03/13/2014 11:06 am ET Updated May 13, 2014

Taking Charge of My Banana

In spite of my half century on earth, I still relish the chance to master new skills. My children do their best to expand my proficiencies; why, just the other day my 12-year-old taught me how to Photoshop beards and moustaches onto pictures of middle school teachers!

But I have grown weary of hearing about new ways to accomplish mundane tasks I have been performing just fine for most of my life. Peeling a banana for instance.

Not counting the strained variety I consumed as a toddler, I estimate I have eaten several thousand of the yellow, potassium enriched fruit. I've sliced bananas on cereal, heaped them on ice cream and sampled them deep fried, feebly trying to convince myself I was eating a healthy snack even as a mounting oil slick on my plate suggested otherwise. Once, while playing golf in the Caribbean, I channeled my inner primate, plucking a banana off a tree and consuming it while the foursome ahead of me cleared the putting green.

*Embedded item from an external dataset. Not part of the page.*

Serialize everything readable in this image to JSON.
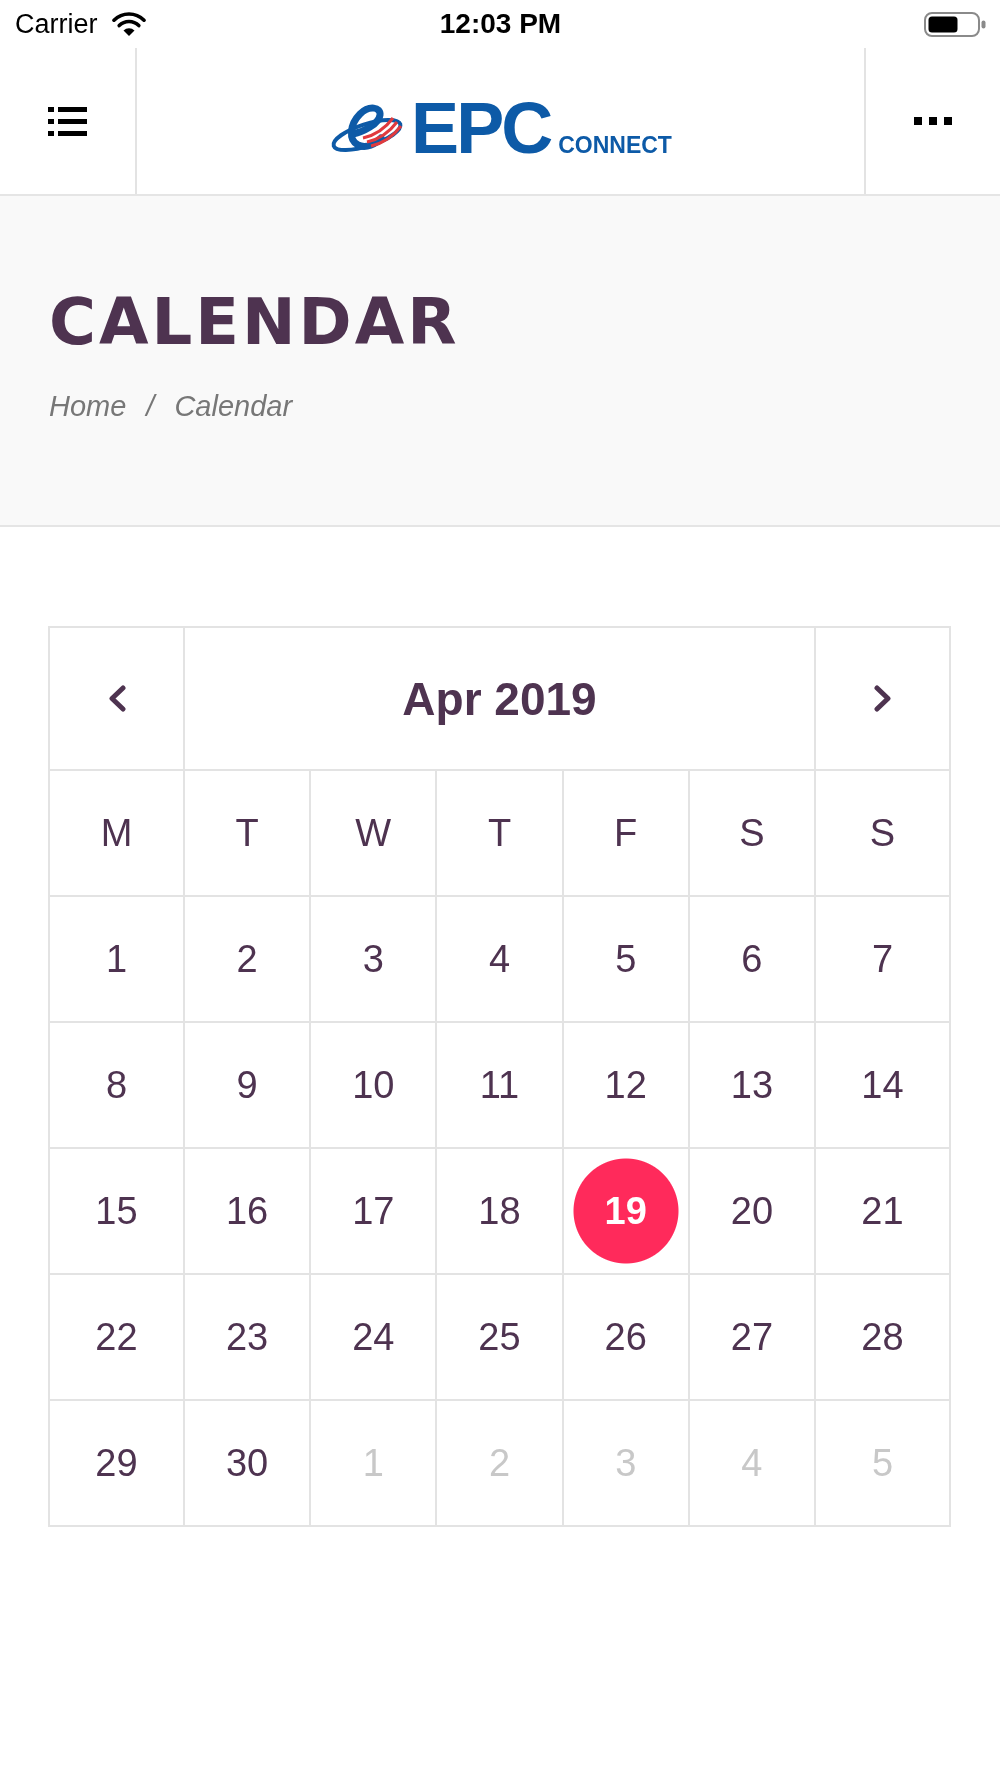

But, as evidenced by a YouTube clip that continues to haunt my social media accounts, I have been incorrectly separating the banana from its outer coating.

Four different Facebook friends recently shared "How To Peel A Banana Like a Monkey." The video's popularity is proof that this harsh winter needs to end so everybody can turn off their PCs and venture outside. Originally posted in 2010, the "tutorial" has garnered 5.7 million views. To get a sense of what our society deems REALLY IMPORTANT, contrast that with a 2010 video explaining the devastating effects of the BP oil spill, considered by most media organizations to be the top news story of that year. A paltry 14,000 views.

The 53-second banana video stars an unnamed male who apparently just rolled out of bed, judging by the T-shirt and pajama bottoms he chose for his moment of viral fame. Only briefly do we see his face, when he bends down to the camera lens and demonstrates how he often resorted to biting the stem to commence the peeling process.

"But then, um, um, a friend of mine Brittney, like, saw me struggling with it yesterday," he continued, in his best, "I'll-let-you-decide-if-I'm-stoned" voice.

Bite the stem? Struggling? Where is this dude getting his bananas, I wondered? I buy mine at Costco and never has one fought back.

Brittney, who does not make an appearance in the video, explained to her banana-challenged friend how to perform the task "the way monkeys do."

With the possible exception of swinging from tree limbs, appearing in Super Bowl commercials or piloting a space capsule, I have never wanted to acquire a monkey's skills. Furthermore, I have seen monkeys engage in behavior I would rather not emulate. When my kids were younger, relaxing family trips to the zoo often turned into inquisitions during the car ride home.

"Monkeys poop, right Daddy?"

"Yes, sweetheart. Just like we do."

"But we don't throw our poop at each other. How come?"

"Why don't you watch that new Barney DVD while Daddy drives?"

The banana mangler then revealed what he'd been promising the entire YouTube community for 42 seconds: the monkey-proven way to release the fruit.

The trick is to pinch the banana from the bottom. The tip splits slightly, causing the peel to literally "peel" away.

"My whole adult life, I never knew the right way to open a banana. And now you do, too," he concluded proudly.

Did I immediately run to my kitchen, find a banana and try this new method? I did. And it works. Will I abandon the technique I've been using since the Nixon administration? Highly unlikely. Old habits die hard.

Well, all this talk about bananas has made me hungry. I think I'll make myself a peanut butter and jelly sandwich.

I spread the peanut butter top to bottom followed by the jelly. That's correct, right?

Copyright © 2014 Greg Schwem distributed by Tribune Content Services, Inc.